Lake Huron, one of North America’s Great Lakes and the third-largest lake in the world, looks placid at times, but it’s a complicated place. Currents, winds, upwelling of water from the depths, heat from the sun and air, plus the effects of human activity along the shore, all impact factors such as water temperature.
Bruce Power, located on the shores of the lake and 220 km west of Toronto, Canada, is the world’s largest nuclear reactor complex by number of reactors. Bruce Power asked Golder to help separate the local heating effects of the plant’s operations from the variable lake-wide natural factors that affect water temperature. This information would provide accurate data for discussions with regulators, local Indigenous communities and other stakeholder groups concerned about possible influences of the facility’s heat profile.
Stretching the limits of current technology to model the lake
To do this, it would not suffice to study just the waters around Bruce Power’s site. Because of the complexity of meteorological, hydrological, anthropological and geo-glacial factors, it would be necessary to model the whole lake (excluding Georgian Bay).
Golder’s work creating an atmospheric-hydrothermal computer-based model for Lake Huron, which received a Canadian Consulting Engineering Award in 2019, leads the way in understanding industrial heat impacts not just on Lake Huron, but potentially on other bodies of water.
To study Lake Huron, Golder developed a computer-based meteorological and hydrodynamic modelling platform, which drives a computational fluid dynamics engine to simulate the water current and heating processes in the lake.
Many similar models rely heavily on local field data, and this can be a problem on Lake Huron in winter, when field data are scarce because field monitors are frequently lost to storms and ice damage. Golder’s model can be operated without lake temperature or current data, relying only on meteorological model data and lake level data from the National Oceanic and Atmospheric Administration (NOAA), United States Army Corps of Engineers, and Environment Canada. Local field data, where and when available, are used to verify the accuracy of the model’s projections.
Opening new possibilities
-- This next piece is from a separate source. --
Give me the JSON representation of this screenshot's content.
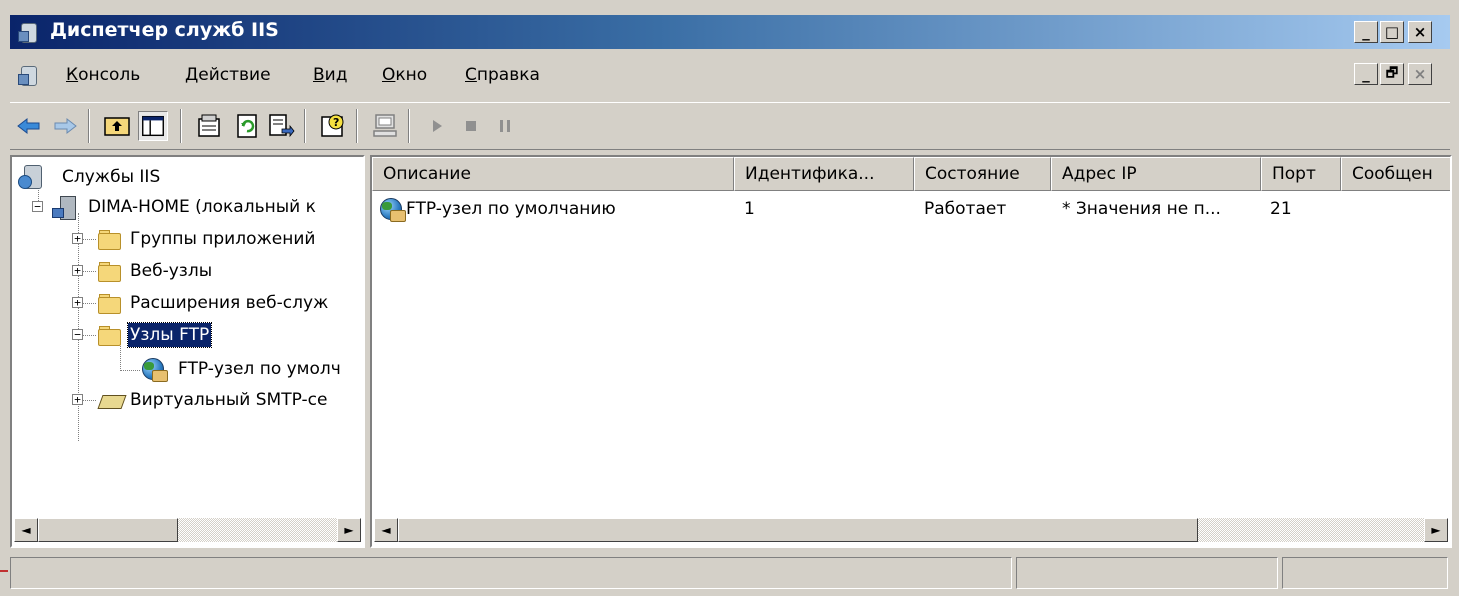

The benefits of Golder’s model are being realized at many levels within the organization. One of these is enabling Bruce Power to address regulatory and stakeholder concerns in a way they never could before, with verifiable, transparent information on what effects, if any, the site may be having on the Lake Huron nearshore. The information in the model will also support the company in making decisions including long-term capital investments.
The model’s capabilities are being further harnessed to develop a water quality forecasting system that will help Bruce Power with hypothetical spill scenarios. If an unplanned spill were to occur, the company is able to plan its response, track the spill’s movement, and mitigate effects on the fly. The model can help predict the potential timing and magnitude of impact of spills at sensitive receivers according to changing weather and lake conditions.
Going further, the model can be used to look into the past, to understand the processes at work in Lake Huron during times for which field data is either scarce or non-existent. The model can also be configured to understand the future, including the possible effects of climate change, to plan for the long-term sustainability of Bruce Power’s operations.
Golder’s award-winning work not only met the needs of our client but supports a greater understanding of Lake Huron. The technology can and will also be applied to other bodies of water, helping understand the effects of environmental activity in other parts of the country.
Golder’s work on this project for Bruce Power was featured in the June/July 2020 issue of Environmental Science and Engineering magazine. Read the full article here.